Asus VG248QE 24 Inch Monitor Review
There’s a dazzling array of monitors available in the mid range gamer budget area. Competition is fierce with 24” and 27” screens dominating with new technology pushing the boundaries in color and responsiveness.
The good news is that with Asus’ offering in the form of a slick 24” screen it isn’t prohibitive to get your mitts on a piece of the action. In this article we’ll give you a run down on this competitive piece of kit to give you the best idea of whether this should be sitting on your battle station within the week.
Coming in at $290 on Amazon at present this is an extremely affordable entry into the modern world of monitors. 24 inches isn’t the largest monitor in the world but it’s perfectly fine for the average desk, particularly if you find yourself sitting closer to the screen than some setups.
The long and short of this Asus piece is that it’s a gamer’s screen. That comes with the usual focus and details you might expect: rock solid pixel response and a respectably low level of input lag that puts it up there amongst the other popular gaming choices available.
Let’s take a closer look at the details.
The Asus VG248QE certainly looks the part. It has a very neat and unfettered appearance with a strurdy looking plastic stand. You can get tilt on this to 15 degrees and a 90 degree range of swivel with a grounded feel to the stand (it doesn’t slide about like some poorer quality screens). It can rock the golden standard of resolutions – 1920×1080, required to get the best out of most games without taxing rigs too much.
The housing for the panel is a pleasantly chunky cabinet dressed in a smooth matte black design. It’s a simple look and we appreciate the fact that it’s not a piece of gaming gear draped with garish designs and lights.
The screen has a respectable range of color warmth and brightness which you’ll want to make best use of to tailor to the games you play (I’m looking at you murky horror games like Amnesia!).
It’s a good thing that there is a decent range on the stand as a sadly common downside with this Asus screen is the need to be zeroed in like a laser on the screen to get the best result. We saw a sad drop in the warmth and accuracy of the screen if we were even a few degrees away from straight on.
It’s not a fault that is a deal breaker by any means but if you tend to adjust your slouch from time to time as you play your games you might find yourself frustrated at the need to adjust to get the most out of the screen.
Thankfully the stand can be taken off and will work with VESA mounting units so that you can place it on your wall – as it’s not too chunky by any means this is a tempting option to save space and make adjustments a little easier.
The menu is about what you could expect from a competitively priced monitor. You have buttons located on the edge of the monitor that let you switch through your standard options – color, contrast, brightness and gamma.
We didn’t see too much of a difference with this switched on although it should prove useful for very twitchy games that require a high degree of accuracy in input.
The speakers are average.

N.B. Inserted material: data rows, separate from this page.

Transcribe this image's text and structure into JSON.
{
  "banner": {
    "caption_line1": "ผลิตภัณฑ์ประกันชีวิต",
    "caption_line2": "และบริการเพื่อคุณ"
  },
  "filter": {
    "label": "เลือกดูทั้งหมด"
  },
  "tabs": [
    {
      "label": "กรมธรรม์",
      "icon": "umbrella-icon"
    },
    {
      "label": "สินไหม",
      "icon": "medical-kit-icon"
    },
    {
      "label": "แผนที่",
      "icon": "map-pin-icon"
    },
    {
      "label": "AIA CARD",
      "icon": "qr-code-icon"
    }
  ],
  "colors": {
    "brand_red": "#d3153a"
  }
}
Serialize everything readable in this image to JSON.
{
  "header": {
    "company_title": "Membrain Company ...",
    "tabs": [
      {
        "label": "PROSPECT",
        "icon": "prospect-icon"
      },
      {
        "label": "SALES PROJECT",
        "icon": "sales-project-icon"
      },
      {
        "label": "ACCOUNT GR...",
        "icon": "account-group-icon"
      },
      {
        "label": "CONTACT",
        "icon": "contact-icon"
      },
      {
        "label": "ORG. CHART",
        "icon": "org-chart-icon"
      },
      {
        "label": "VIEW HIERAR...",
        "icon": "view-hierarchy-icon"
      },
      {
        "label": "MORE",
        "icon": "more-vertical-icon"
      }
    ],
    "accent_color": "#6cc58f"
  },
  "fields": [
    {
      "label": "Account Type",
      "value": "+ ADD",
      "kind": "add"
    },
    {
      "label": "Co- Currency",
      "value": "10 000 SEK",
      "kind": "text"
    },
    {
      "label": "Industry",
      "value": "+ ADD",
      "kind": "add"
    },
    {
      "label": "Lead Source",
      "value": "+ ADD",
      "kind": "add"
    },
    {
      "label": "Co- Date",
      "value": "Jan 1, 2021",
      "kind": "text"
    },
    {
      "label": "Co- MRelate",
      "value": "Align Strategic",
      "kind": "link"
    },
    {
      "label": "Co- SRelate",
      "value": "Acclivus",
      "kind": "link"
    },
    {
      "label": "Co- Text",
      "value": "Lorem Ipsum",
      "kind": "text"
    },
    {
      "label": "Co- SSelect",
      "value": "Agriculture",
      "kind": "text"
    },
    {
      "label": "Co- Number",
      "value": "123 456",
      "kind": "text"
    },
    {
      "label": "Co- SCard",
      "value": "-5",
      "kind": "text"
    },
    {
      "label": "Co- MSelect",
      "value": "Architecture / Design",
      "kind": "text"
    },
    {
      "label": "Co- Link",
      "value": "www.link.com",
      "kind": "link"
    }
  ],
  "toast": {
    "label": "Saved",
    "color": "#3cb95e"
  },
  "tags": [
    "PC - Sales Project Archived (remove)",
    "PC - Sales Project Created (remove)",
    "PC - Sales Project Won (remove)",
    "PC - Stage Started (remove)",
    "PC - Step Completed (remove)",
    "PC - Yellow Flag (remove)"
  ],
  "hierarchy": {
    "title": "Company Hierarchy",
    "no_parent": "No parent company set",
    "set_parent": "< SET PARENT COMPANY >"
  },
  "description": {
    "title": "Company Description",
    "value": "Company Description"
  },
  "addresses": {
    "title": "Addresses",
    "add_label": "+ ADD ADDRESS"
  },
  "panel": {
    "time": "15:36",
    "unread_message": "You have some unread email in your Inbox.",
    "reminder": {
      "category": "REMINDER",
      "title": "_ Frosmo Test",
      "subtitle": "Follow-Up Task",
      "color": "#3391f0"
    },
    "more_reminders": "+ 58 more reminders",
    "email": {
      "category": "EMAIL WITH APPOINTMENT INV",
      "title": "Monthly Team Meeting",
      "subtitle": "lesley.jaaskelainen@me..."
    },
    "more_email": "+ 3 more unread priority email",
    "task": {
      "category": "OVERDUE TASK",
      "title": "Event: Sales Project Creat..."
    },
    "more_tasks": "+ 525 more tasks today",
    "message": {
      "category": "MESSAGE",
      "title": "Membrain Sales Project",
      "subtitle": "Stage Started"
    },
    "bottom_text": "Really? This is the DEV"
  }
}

The integrated units provide a reasonable level of sound output that isn’t by any means bad but does suffer from the dreaded lack of bass syndrome. As most PC or console gamers make use of headsets with mics we wouldn’t advise this to be a serious downside in your considerations.
The I/O ports are reasonable. You can see on the bottom of the screen that there are ports for DVI, HDMI and DisplayPort. Sadly we can’t see any VGA input here and we can see an irritating lack of USB 2.0 ports. That isn’t required by any means but for some extra peripherals it’s a helpful feature to have.
Let’s talk performance
Great stuff. The VG248QE showed its legs here and handled our gaming stress tests admirably. The refresh rate is fantastic on this screen and you can’t argue with a single millisecond of pixel response.
We ran a standard set of games through it on both PC and console – Crysis 3, GTA V on the PS4 and Battlefield 4 to name a few. All looked wonderful with the screen set up at the right angle – colors were smooth and distinct and even usual culprits like Battlefield had minimal stutter while still retaining a very respectable level of input accuracy.
The available color presets are surprisingly well adjusted but the accuracy of the overall palette does leave us feeling a little lacking. Testing for this screen has shown it performs exceptionally well in luminescence and clarity of RGB colors as well as depth of black areas on the screen.
We’re extremely pleased with the sharpness and ease at which you can adjust the ratios and contrast on this Asus monitor. It’s best to keep the ranges close to the factory standard as while you have the option to push up contrast and gamma it will quickly wash out all the georgeous colors this monitor has to offer.
It seems you can’t escape some common flaws in many modern gaming monitors. The holy grail of angles is an issue we see time and again with most mid-range offerings and this Asus screen is no exception. It does make up for this with lovely brightness and ambient light display.
What we do say ultimately is that the performance is fantastic where it matters. Response is impressive with the screen very clearly giving a crisp response and feel even when playing highly demanding games with varying color palettes.
It’s also complete with a good range of general features, although it is lacking in USB ports. Ultimately, for the price, it’s a serious winner and we reccomend consideration of it when it comes to making your next battle station upgrade.